  2. Arising from their examination of these matters, the reviewer is to make recommendations on appropriate legislative amendments to enable the CCC to publicly report and make statements in performing its corruption functions and prevention function so far as it concerns corruption.
  3. In making their recommendations, the reviewer is asked to consider:
    1. how and when such reports or statements should be published;
    2. the content of such reports or statements, including the desirability of requiring or limiting the inclusion of certain information in the reports or statements;
    3. whether the legislative amendments should be made to operate retrospectively; and
    4. any other matters relevant to (a),(b) or (c).
  4. The review is not asked to examine:
    1. reporting in relation to the procedures and operations of State courts or the procedures and practices of the registry or administration offices of State courts;
    2. public reporting in respect of any of the CCC's other functions (e.g., its crime functions);
    3. any prohibition on the publicising of allegations and complaints of corrupt conduct by third parties;
    4. the issues of parliamentary privilege explored in the High Court decision; or
    5. other issues relating to the operation of the CC Act or its powers and functions relating to corruption investigations, including for example provisions relating to the holding of hearings.
  5. In undertaking this review, the reviewer should have regard to:
    1. the High Court decision and other relevant case law;
    2. relevant provisions of the CC Act and legislative history of provisions relating to public reporting;
    3. the need for accountability, transparency, openness, public trust and community confidence in government, public administration and integrity bodies in Queensland;
    4. principles of procedural fairness, the rule of law and the right of a person to a fair trial, the right to privacy and reputation and need to ensure prosecutions, legal proceedings and other actions arising out of a corruption investigation are not improperly or unduly compromised or prejudiced;
    5. the need to ensure Queensland's laws reflect contemporary community standards;
    6. the findings and recommendations of relevant reviews and inquiries relating to the CCC, including the Commission of Inquiry relating to the Crime and Corruption Commission undertaken by the Commissioners, the Honourable Gerald Edward (Tony) Fitzgerald AC QC and the Honourable Alan Wilson QC and PCCC Report No. 106, Review of the Crime and Corruption Commission's activities (June 2021);
    7. the views of the CCC and other relevant experts, including those with specialist expertise in corruption investigations and corruption prevention and human rights;
    8. the legislation, operation, practices and procedures in other jurisdictions within Australia and overseas relating to public reporting on corruption;
    9. recent developments, reform, and other research in other Australian and international jurisdictions relevant to public reporting on corruption and related human rights;
    10. the compatibility of the recommendations with the Human Rights Act 2019; and
    11. any other matters that the reviewer considers relevant.

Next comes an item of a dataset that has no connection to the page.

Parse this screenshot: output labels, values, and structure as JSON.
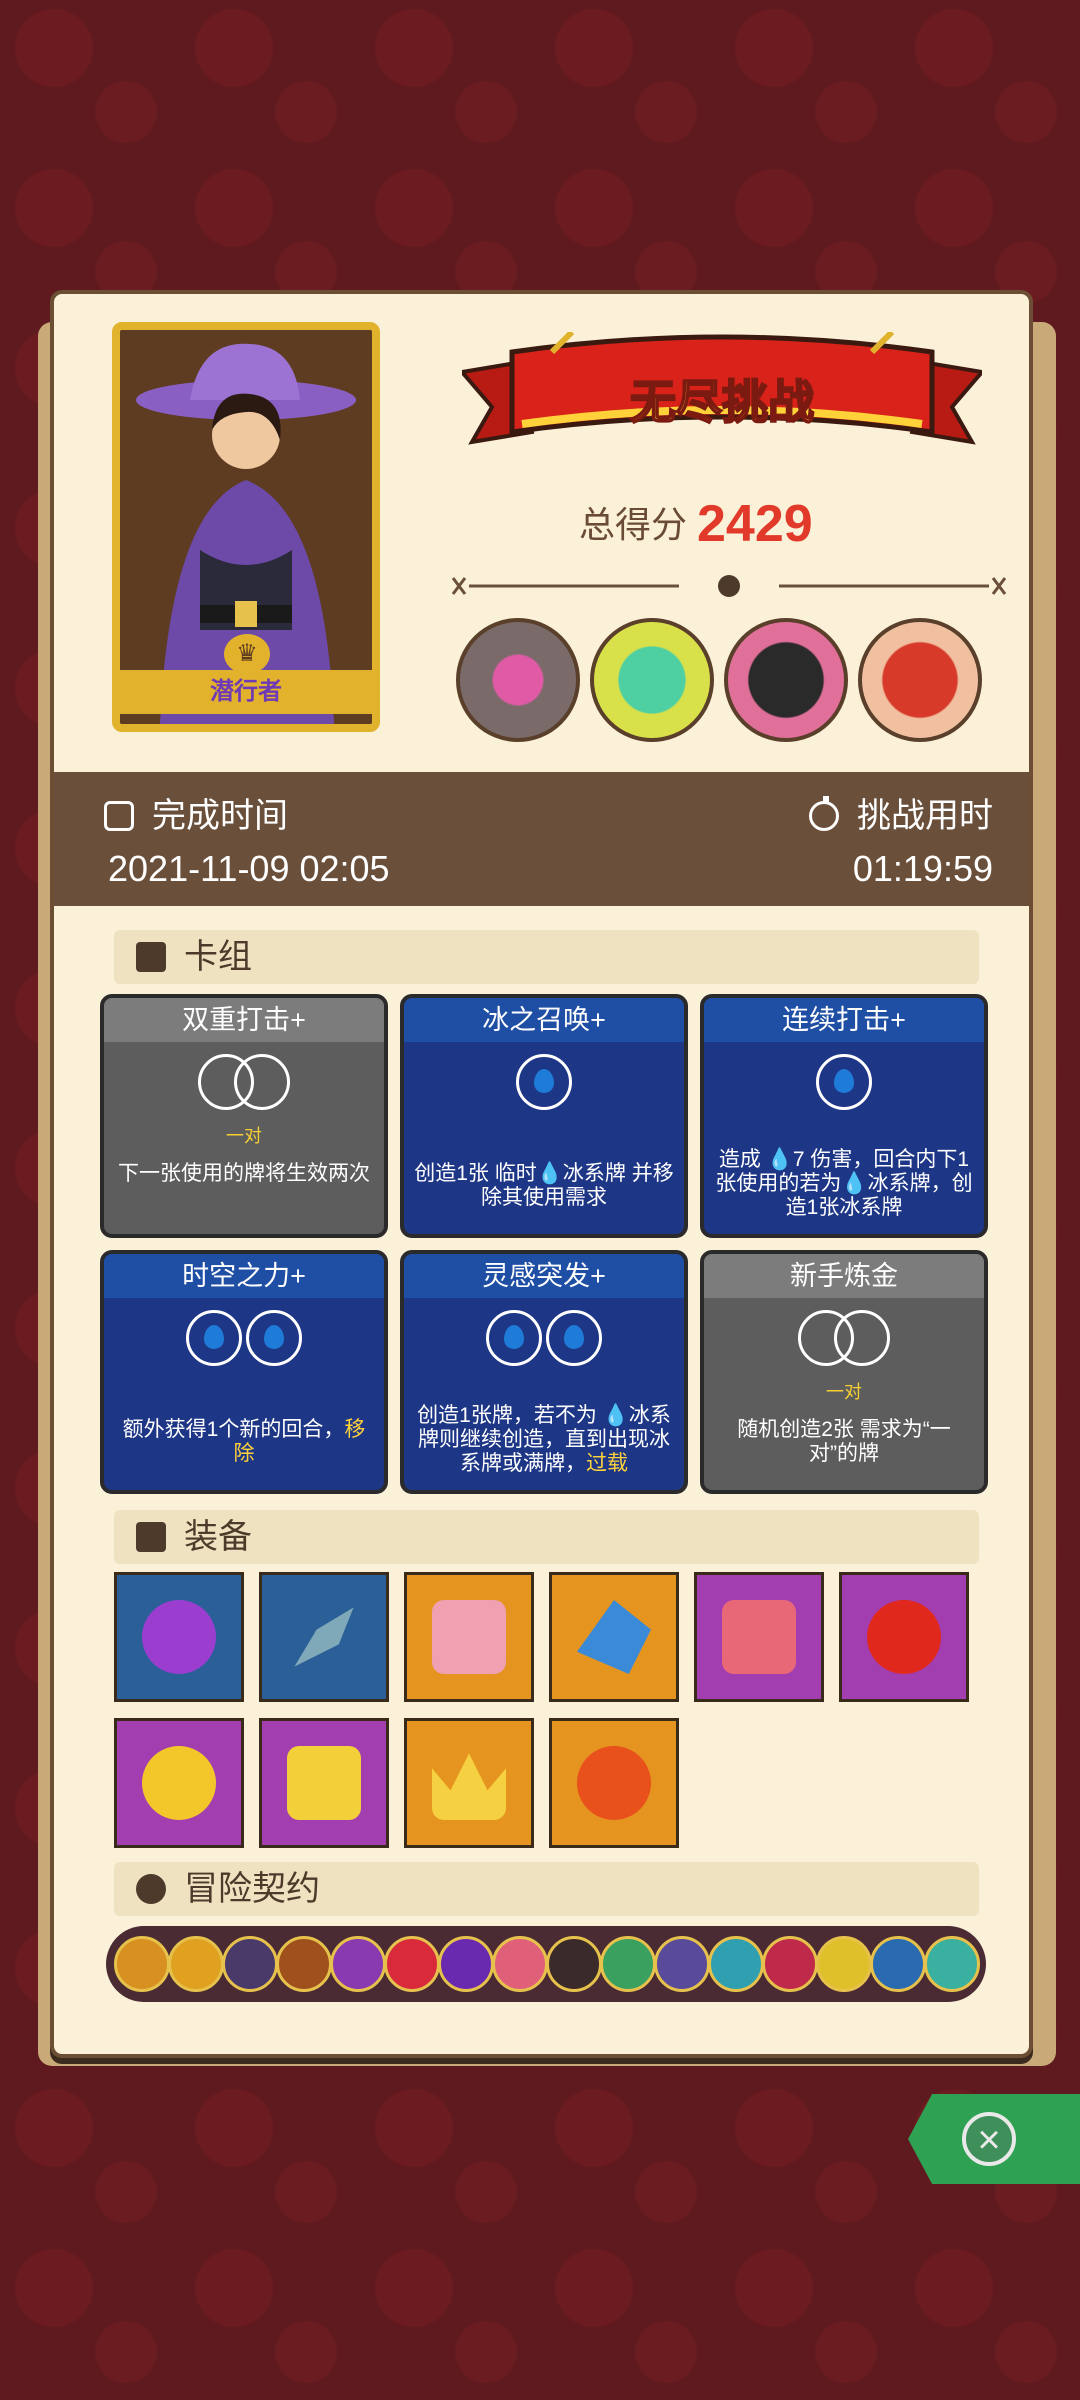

The reviewer shall consult with any person or entity in or outside Queensland considered relevant having regard to the issues relating to the review, including but not limited to:

  1. the CCC Chairperson, Director of Public Prosecutions and Queensland Police Commissioner; heads of government departments and agencies; and
  2. the Queensland Human Rights Commissioner.


The reviewer is to provide a final report to the Attorney General by 20 May 2024, unless otherwise extended, and may provide the final report at an earlier date if possible.

Dated 20 March 2024

Attorney-General and Minister for Justice and Minister for the Prevention of Domestic and Family Violence